| SUPPLIED MATERIAL |
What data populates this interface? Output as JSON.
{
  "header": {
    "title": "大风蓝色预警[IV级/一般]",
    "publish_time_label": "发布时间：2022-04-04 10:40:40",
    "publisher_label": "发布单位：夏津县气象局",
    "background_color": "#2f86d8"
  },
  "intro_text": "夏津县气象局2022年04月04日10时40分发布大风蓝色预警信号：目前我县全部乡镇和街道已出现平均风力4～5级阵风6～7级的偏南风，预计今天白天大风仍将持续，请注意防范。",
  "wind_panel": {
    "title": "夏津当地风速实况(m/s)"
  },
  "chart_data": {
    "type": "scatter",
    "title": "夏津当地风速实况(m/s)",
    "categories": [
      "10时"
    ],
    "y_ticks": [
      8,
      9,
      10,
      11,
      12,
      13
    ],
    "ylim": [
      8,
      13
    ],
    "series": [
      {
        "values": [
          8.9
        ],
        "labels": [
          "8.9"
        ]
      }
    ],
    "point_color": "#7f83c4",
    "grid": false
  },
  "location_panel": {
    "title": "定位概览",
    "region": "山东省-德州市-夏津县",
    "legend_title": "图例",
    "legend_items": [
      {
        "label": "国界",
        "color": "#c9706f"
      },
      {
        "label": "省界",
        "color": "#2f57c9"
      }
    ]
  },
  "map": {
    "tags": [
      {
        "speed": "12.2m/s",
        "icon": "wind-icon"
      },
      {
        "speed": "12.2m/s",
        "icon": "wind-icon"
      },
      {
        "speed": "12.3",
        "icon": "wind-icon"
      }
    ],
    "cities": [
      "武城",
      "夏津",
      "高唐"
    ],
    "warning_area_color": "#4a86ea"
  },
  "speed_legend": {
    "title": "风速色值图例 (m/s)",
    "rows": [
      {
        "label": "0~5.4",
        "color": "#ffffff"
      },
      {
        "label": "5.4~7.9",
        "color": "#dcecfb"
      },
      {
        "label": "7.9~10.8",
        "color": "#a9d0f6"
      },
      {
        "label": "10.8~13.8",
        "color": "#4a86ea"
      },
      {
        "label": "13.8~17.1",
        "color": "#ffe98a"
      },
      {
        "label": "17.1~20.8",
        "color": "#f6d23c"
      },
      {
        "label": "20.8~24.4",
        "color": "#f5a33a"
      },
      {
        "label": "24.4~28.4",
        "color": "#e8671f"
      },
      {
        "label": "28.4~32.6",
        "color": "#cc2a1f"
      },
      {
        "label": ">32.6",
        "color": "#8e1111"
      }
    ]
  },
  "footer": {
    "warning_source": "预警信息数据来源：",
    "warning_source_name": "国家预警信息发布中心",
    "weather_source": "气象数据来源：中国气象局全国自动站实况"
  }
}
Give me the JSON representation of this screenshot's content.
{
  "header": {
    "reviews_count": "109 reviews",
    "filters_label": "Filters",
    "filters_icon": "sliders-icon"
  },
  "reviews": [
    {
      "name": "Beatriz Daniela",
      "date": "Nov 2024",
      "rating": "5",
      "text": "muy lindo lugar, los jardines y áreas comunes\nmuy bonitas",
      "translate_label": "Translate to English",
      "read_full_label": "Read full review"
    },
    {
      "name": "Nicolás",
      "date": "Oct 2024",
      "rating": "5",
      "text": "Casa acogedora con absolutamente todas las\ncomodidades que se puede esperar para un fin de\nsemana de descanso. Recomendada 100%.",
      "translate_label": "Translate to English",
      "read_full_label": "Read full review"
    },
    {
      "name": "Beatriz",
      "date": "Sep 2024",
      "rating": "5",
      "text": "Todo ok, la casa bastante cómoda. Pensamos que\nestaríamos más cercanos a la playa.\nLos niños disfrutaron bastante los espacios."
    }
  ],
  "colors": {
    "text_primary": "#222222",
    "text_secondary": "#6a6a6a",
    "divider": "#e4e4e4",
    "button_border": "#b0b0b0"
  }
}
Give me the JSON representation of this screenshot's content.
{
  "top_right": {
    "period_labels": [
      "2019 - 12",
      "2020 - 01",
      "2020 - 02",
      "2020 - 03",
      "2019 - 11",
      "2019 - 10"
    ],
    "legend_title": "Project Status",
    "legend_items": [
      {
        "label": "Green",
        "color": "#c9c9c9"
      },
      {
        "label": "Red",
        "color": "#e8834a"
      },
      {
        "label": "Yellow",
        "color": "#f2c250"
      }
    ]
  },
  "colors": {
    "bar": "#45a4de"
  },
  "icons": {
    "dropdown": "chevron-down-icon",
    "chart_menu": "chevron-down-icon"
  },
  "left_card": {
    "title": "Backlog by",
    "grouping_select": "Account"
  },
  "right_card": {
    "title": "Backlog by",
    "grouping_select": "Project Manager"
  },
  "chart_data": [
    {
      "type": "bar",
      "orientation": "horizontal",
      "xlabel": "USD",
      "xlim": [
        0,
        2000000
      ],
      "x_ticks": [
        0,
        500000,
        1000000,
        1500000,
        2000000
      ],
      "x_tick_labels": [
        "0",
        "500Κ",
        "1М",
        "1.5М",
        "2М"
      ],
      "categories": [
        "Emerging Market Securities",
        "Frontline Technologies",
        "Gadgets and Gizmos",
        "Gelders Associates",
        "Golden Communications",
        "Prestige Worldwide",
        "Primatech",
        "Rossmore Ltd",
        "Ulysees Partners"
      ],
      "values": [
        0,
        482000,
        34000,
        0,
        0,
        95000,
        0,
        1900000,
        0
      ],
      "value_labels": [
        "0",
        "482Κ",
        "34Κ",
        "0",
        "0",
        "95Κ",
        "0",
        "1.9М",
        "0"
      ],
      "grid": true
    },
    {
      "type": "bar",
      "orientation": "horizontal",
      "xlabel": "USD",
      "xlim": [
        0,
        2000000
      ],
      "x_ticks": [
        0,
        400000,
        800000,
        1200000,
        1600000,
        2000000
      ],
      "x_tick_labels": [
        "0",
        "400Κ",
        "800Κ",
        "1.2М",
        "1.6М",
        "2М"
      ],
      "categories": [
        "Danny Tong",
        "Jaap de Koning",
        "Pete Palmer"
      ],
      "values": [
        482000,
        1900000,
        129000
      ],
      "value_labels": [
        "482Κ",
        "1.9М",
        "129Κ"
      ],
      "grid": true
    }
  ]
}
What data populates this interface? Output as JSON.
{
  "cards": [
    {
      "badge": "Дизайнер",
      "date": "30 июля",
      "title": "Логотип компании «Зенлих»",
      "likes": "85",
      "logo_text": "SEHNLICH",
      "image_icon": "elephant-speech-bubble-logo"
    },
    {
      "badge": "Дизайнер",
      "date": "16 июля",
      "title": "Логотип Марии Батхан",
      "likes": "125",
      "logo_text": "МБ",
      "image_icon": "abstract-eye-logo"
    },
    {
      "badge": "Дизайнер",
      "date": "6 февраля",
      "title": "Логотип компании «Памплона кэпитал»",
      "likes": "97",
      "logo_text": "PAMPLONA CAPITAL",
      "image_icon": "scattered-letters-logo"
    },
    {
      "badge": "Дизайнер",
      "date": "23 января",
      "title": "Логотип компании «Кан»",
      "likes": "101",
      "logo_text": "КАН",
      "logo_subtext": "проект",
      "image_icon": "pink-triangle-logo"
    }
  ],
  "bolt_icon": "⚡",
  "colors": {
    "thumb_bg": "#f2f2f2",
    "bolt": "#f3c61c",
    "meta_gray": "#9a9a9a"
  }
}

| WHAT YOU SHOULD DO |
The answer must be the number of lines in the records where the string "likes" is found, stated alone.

| ANSWER SECTION |
4